        • vahnn says:


          I was about to do just that–Say, “Cool,” and move on to another article and forget about this story without ever thinking to check out some of these mods. Knowing that I don’t need to buy an old TR game to play a good amount of them is ESSENTIAL INFORMATION and strange to see it lacking!

          Of course, perhaps the author has had TR installed all along and he didn’t know the game was not needed, or perhaps he didn’t even try to play any of them himself.

          • Dominic White says:

            Yeah, the article seems to be written from a strange insider perspective. Perhaps a long-time TR fan that kinda takes that knowledge for granted, rather than being absolutely essential.

            I’m very glad I was bored and curious enough to download one on the off chance. Imagine my surprise when I saw a full game file structure in there.

        • ludde says:

          Agreed, this really needs to be up there.

          Might even try one now, but a lot of people will miss that opportunity entirely.

  7. kyrieee says:

    Might have to check some of these out. I’m busy with TRIII atm though.

  8. indigo15 says:

    I only learned about fan-made Tomb Raider games within the past year or so, but in that time, I’ve played and enjoyed several of them. Essgee’s 8-level “Beyond The Scion,” while a bit buggy in a couple of places, is a real standout for me. Titak’s brilliant “Mists of Avalon” and the equally fun “Himalayan Mysteries” (which explores Lara’s original backstory) are also fantastic adventures. Pretty much every custom level set on that has a cumulative rating of “9” or above is worth the time, and they’re very easy to set up and play. The “old-school raiding” that many of us fell in love with in the initial Core Design games is prominent in many of the fan-made games, and I daresay some of them even rival Tomb Raiders 1-5 in terms of length, difficulty, and ingenuity. For longer fan-made adventures, I’d recommend “The Jerusalem Project” and “King Arthur Project,” the latter of which contains well over 20 levels to explore, while titles like the AOD-inspired “Forgotten Remnants” and “Wreck Of The Blue Storm” (very reminiscent of the Maria Doria levels from TR2) only contain a few levels each, if you’d rather play shorter adventures. If, like me, you love the old-school Core games and aren’t too crazy about the direction in which Crystal Dynamics has taken the series, then TRLEs are definitely worth your time–they’re a great way to play new Lara adventures that are still, for the most part, incredibly faithful to the original essence of the games.

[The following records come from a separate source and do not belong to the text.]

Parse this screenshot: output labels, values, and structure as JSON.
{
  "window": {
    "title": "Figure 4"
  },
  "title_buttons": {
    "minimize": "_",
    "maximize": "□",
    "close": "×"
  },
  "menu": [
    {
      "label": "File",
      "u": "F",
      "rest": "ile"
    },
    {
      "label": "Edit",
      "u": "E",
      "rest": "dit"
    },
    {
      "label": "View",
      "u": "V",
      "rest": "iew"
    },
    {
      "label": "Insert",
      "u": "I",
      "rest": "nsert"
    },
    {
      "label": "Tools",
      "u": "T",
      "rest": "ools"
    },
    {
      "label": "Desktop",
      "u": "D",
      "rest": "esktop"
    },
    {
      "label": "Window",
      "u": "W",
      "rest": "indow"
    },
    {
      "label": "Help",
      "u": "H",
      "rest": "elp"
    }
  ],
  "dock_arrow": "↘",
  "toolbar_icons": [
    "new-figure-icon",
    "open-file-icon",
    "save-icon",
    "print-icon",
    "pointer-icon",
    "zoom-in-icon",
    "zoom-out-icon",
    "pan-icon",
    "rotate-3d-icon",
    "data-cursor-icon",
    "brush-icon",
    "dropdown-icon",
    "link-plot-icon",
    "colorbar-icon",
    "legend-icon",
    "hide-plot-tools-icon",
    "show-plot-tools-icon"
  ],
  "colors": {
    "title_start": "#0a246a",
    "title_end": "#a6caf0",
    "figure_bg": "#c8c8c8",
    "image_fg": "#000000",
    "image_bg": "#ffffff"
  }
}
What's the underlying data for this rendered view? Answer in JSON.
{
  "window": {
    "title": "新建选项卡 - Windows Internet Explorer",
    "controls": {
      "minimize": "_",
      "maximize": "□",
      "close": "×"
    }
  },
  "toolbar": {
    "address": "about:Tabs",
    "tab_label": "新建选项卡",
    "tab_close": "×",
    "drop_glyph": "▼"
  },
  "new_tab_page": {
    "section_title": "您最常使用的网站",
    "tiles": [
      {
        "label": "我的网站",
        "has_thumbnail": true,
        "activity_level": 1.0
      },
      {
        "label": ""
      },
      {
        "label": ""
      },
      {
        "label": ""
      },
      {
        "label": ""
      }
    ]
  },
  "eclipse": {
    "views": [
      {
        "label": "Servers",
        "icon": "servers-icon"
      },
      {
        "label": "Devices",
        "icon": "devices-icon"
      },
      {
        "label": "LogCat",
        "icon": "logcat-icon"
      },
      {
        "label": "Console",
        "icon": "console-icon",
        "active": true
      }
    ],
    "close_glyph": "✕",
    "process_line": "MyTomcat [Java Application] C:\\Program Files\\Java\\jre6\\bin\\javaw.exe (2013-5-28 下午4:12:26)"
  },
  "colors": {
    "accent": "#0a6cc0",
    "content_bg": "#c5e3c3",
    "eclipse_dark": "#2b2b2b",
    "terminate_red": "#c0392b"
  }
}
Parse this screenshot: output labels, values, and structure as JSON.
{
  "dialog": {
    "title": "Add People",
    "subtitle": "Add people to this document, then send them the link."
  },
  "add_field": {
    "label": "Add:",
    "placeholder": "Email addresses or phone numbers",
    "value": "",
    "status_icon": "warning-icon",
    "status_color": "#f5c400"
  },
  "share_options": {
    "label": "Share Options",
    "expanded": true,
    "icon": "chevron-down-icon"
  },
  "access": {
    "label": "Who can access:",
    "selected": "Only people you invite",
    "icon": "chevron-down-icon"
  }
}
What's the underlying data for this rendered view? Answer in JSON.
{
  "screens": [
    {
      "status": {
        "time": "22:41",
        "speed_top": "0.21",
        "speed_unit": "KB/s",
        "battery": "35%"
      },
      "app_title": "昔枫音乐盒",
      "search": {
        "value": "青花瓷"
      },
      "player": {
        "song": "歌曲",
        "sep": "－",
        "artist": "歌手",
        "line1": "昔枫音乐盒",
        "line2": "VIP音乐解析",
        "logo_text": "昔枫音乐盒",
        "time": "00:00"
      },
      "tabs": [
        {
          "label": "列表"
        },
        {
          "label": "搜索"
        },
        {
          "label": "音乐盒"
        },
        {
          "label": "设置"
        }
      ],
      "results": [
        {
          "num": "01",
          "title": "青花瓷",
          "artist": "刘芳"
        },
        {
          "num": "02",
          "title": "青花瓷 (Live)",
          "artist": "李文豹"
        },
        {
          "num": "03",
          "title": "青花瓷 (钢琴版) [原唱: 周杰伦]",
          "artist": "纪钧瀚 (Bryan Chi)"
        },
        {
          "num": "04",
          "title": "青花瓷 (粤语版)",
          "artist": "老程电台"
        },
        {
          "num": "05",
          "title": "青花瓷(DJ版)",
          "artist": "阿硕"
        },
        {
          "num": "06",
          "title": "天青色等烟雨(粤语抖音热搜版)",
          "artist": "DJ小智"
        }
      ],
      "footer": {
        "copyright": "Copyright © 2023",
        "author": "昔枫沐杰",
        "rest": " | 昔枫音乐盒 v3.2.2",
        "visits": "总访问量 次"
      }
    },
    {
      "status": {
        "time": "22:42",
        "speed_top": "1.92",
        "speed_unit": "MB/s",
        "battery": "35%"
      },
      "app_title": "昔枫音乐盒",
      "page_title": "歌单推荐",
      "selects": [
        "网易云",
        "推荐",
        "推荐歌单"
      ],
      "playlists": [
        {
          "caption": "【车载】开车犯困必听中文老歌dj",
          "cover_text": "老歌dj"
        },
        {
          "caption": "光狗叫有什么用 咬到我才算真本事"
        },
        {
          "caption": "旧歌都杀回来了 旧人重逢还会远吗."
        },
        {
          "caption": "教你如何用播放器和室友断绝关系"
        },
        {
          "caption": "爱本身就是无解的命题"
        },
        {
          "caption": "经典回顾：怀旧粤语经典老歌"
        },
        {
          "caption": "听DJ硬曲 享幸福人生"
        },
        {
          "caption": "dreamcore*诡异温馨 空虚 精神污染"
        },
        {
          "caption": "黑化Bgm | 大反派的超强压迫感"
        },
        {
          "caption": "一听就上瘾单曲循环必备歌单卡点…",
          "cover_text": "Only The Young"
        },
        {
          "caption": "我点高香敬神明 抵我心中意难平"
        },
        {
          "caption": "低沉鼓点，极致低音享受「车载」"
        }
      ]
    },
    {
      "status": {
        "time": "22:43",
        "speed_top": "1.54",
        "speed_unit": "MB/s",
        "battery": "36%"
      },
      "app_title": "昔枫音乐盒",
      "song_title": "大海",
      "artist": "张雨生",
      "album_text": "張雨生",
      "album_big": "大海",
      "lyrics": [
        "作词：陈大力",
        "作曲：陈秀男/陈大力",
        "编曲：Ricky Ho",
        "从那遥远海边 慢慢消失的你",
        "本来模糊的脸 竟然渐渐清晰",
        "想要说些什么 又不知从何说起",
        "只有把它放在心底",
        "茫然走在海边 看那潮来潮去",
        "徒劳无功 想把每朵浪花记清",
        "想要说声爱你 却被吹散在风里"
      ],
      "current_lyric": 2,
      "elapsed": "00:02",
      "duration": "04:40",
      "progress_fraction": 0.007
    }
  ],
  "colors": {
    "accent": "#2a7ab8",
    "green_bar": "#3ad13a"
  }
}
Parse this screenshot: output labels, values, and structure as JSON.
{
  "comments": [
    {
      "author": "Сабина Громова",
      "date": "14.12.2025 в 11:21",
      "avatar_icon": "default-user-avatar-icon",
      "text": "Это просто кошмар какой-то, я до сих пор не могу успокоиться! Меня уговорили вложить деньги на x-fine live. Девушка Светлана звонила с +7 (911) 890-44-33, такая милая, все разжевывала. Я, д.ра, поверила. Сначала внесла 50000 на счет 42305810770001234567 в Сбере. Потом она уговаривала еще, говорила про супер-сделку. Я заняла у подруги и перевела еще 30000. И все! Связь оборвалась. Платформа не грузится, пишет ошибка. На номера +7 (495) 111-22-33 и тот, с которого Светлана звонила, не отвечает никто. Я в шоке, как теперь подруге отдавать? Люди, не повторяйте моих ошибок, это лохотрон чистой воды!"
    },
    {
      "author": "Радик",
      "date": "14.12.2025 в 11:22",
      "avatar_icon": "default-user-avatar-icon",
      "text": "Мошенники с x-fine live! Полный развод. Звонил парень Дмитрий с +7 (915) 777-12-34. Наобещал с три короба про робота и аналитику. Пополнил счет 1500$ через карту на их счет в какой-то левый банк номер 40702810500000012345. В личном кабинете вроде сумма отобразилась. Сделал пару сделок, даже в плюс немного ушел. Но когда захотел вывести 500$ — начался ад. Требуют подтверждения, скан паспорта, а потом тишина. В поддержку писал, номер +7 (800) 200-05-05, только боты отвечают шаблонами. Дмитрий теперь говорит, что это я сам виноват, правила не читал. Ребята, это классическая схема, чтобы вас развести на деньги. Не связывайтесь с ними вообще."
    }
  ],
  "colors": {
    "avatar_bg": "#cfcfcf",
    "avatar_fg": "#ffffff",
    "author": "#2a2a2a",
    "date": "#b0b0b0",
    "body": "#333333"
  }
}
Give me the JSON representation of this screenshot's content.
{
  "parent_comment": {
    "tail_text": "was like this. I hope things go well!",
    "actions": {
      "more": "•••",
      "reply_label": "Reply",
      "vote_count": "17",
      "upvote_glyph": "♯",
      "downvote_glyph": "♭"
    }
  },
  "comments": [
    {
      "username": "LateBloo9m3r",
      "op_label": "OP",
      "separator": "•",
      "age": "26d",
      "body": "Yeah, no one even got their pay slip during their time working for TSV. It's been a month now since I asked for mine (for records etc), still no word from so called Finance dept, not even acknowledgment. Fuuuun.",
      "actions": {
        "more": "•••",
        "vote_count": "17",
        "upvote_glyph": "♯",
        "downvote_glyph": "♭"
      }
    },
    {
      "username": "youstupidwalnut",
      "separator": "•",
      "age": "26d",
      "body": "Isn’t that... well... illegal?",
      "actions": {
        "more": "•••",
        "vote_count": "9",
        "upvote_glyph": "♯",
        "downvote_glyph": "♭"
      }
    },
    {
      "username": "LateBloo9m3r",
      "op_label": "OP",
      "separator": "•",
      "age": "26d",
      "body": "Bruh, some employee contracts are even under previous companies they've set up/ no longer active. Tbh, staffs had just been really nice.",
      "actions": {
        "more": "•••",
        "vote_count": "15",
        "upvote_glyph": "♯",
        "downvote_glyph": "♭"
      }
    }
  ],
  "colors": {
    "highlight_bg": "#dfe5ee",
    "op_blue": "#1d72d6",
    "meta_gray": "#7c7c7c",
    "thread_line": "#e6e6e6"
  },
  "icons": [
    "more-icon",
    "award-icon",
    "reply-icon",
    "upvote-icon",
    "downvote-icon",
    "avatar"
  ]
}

  9. charmed23 says:

    wow, this just made me realize how casual of a TR fan I was! My first TR game was Legend, and really have only played Crystal Dynamics’ trilogy, and the 2013 reboot. And I love them both, which I guess would automatically disqualify me as a “real” TR fan lol.

    Anw I had only heard about the modding but had no idea about the effort and quality put into them!
    Thanks for this great article, I’m definitely exploring these fan-made world.

  10. SubparFiddle says:

    Nice! This is the kind of article I like to see on RPS. Lengthy, informative, an interesting inside look at a subset of our gaming culture I otherwise would never have known about. I like you, Richard :)

  11. jmtd says:

    Wow! I had no idea. You may also like the long, long history of doom mods (see or quake ( Astonishing stuff.

  12. Tom Servo says:

    Great article, I had no idea the TR mod scene was a thing. And thanks to the commenters for pointing out these levels are freeware. I will definitely have to try some out, I miss the old Lara.

  13. airmikee says:

    I played the first two Tomb Raider games way back on the PS1, so when I found the Tomb Raider bundle on Steam last night for sale, I couldn’t resist. Every Tomb Raider game ever released for the PC for only $16, best deal I think I’ve ever found. :)

  14. JimmyG says:

    Yeah, this was an engrossing read for a game series I’ve only ever seen in videos, and not with a controller in my hands. At the very least, I’m bookmarking